A dusting of snow on the Sierras near Buckeye.
Buckeye is right next to the Buckeye Creek, which swells when the rains come in the fall. Since the hot spring pools are made from rocks and sand, piled up to catch the hot spring water that flows over a travertine overhang, they wash out when the creek breaks its bank. I guess that's what happened between early October and late October. Because when we visited there again on Halloween weekend, the lower coolest pool had vanished, and the middle pools had become one, with part of a wall demolished. Cold creek water was rushing in, and the pool became shallow due to sediment build up when the creek ran through it, I assume. We clearly had a job on our hands if we wanted to soak here. But all we had was our hands. We didn't bring a shovel or bucket or anything that would've made it easier.
The source of hot spring water at Buckeye - a hot water fall!

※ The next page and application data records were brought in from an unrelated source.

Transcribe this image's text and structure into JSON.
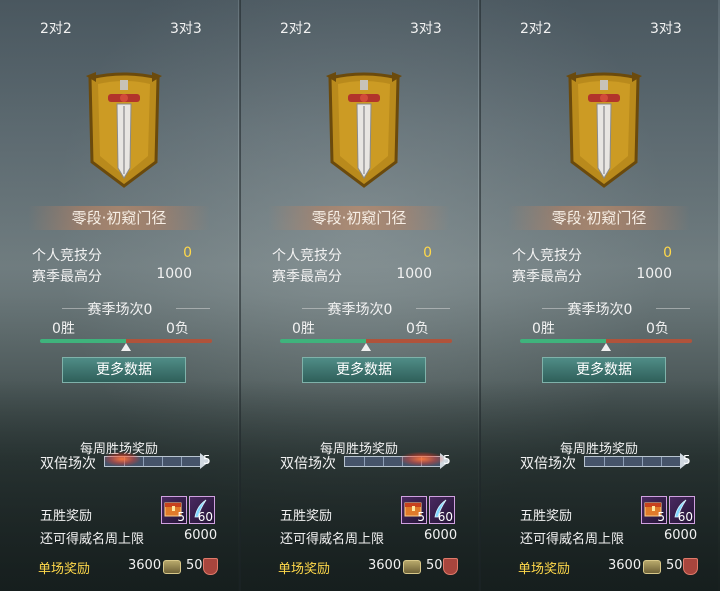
{
  "panels": [
    {
      "modes": {
        "left": "2对2",
        "right": "3对3"
      },
      "rank_title": "零段·初窥门径",
      "personal_score_label": "个人竞技分",
      "personal_score": "0",
      "season_best_label": "赛季最高分",
      "season_best": "1000",
      "season_matches": "赛季场次0",
      "wins": "0胜",
      "losses": "0负",
      "more_data": "更多数据",
      "weekly_title": "每周胜场奖励",
      "double_label": "双倍场次",
      "double_count": "5",
      "five_win_label": "五胜奖励",
      "reward_items": [
        {
          "icon": "chest-icon",
          "count": "5"
        },
        {
          "icon": "feather-icon",
          "count": "60"
        }
      ],
      "limit_label": "还可得威名周上限",
      "limit_value": "6000",
      "single_label": "单场奖励",
      "single_coin": "3600",
      "single_honor": "50"
    },
    {
      "modes": {
        "left": "2对2",
        "right": "3对3"
      },
      "rank_title": "零段·初窥门径",
      "personal_score_label": "个人竞技分",
      "personal_score": "0",
      "season_best_label": "赛季最高分",
      "season_best": "1000",
      "season_matches": "赛季场次0",
      "wins": "0胜",
      "losses": "0负",
      "more_data": "更多数据",
      "weekly_title": "每周胜场奖励",
      "double_label": "双倍场次",
      "double_count": "5",
      "five_win_label": "五胜奖励",
      "reward_items": [
        {
          "icon": "chest-icon",
          "count": "5"
        },
        {
          "icon": "feather-icon",
          "count": "60"
        }
      ],
      "limit_label": "还可得威名周上限",
      "limit_value": "6000",
      "single_label": "单场奖励",
      "single_coin": "3600",
      "single_honor": "50"
    },
    {
      "modes": {
        "left": "2对2",
        "right": "3对3"
      },
      "rank_title": "零段·初窥门径",
      "personal_score_label": "个人竞技分",
      "personal_score": "0",
      "season_best_label": "赛季最高分",
      "season_best": "1000",
      "season_matches": "赛季场次0",
      "wins": "0胜",
      "losses": "0负",
      "more_data": "更多数据",
      "weekly_title": "每周胜场奖励",
      "double_label": "双倍场次",
      "double_count": "5",
      "five_win_label": "五胜奖励",
      "reward_items": [
        {
          "icon": "chest-icon",
          "count": "5"
        },
        {
          "icon": "feather-icon",
          "count": "60"
        }
      ],
      "limit_label": "还可得威名周上限",
      "limit_value": "6000",
      "single_label": "单场奖励",
      "single_coin": "3600",
      "single_honor": "50"
    }
  ],
  "win_ratio_marker": 0.5,
  "colors": {
    "accent_yellow": "#ffd84a",
    "win_bar": "#3fb37c",
    "loss_bar": "#b0533b",
    "button": "#3f766f"
  }
}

Even though it was close to freezing outside, we got to work, taking stones from the creek and piling them on the demolished sections of the pool walls to first hold the hot water in. Then we started digging the pool deeper, scooping sandy sediments from the bottom and using it like mortar to keep the rock wall more solid. Eventually, we finished repairing the middle two pools and they were holding a lot more water than when we first arrived. It was more fun than work! We were the only ones there all morning.
The morning sun and steam at Buckeye.
The last time we were here, Romy talked to one local (kind of) young guy who said that he cross country skis to Buckeye once the snow gets really deep. Its about a 5 mile ski-in. When I heard about that, it got me really excited! I want to do that! Maybe the next time I write about Buckeye, it will be about a ski trip in! I wonder what the spring will be like - will it be washed out again?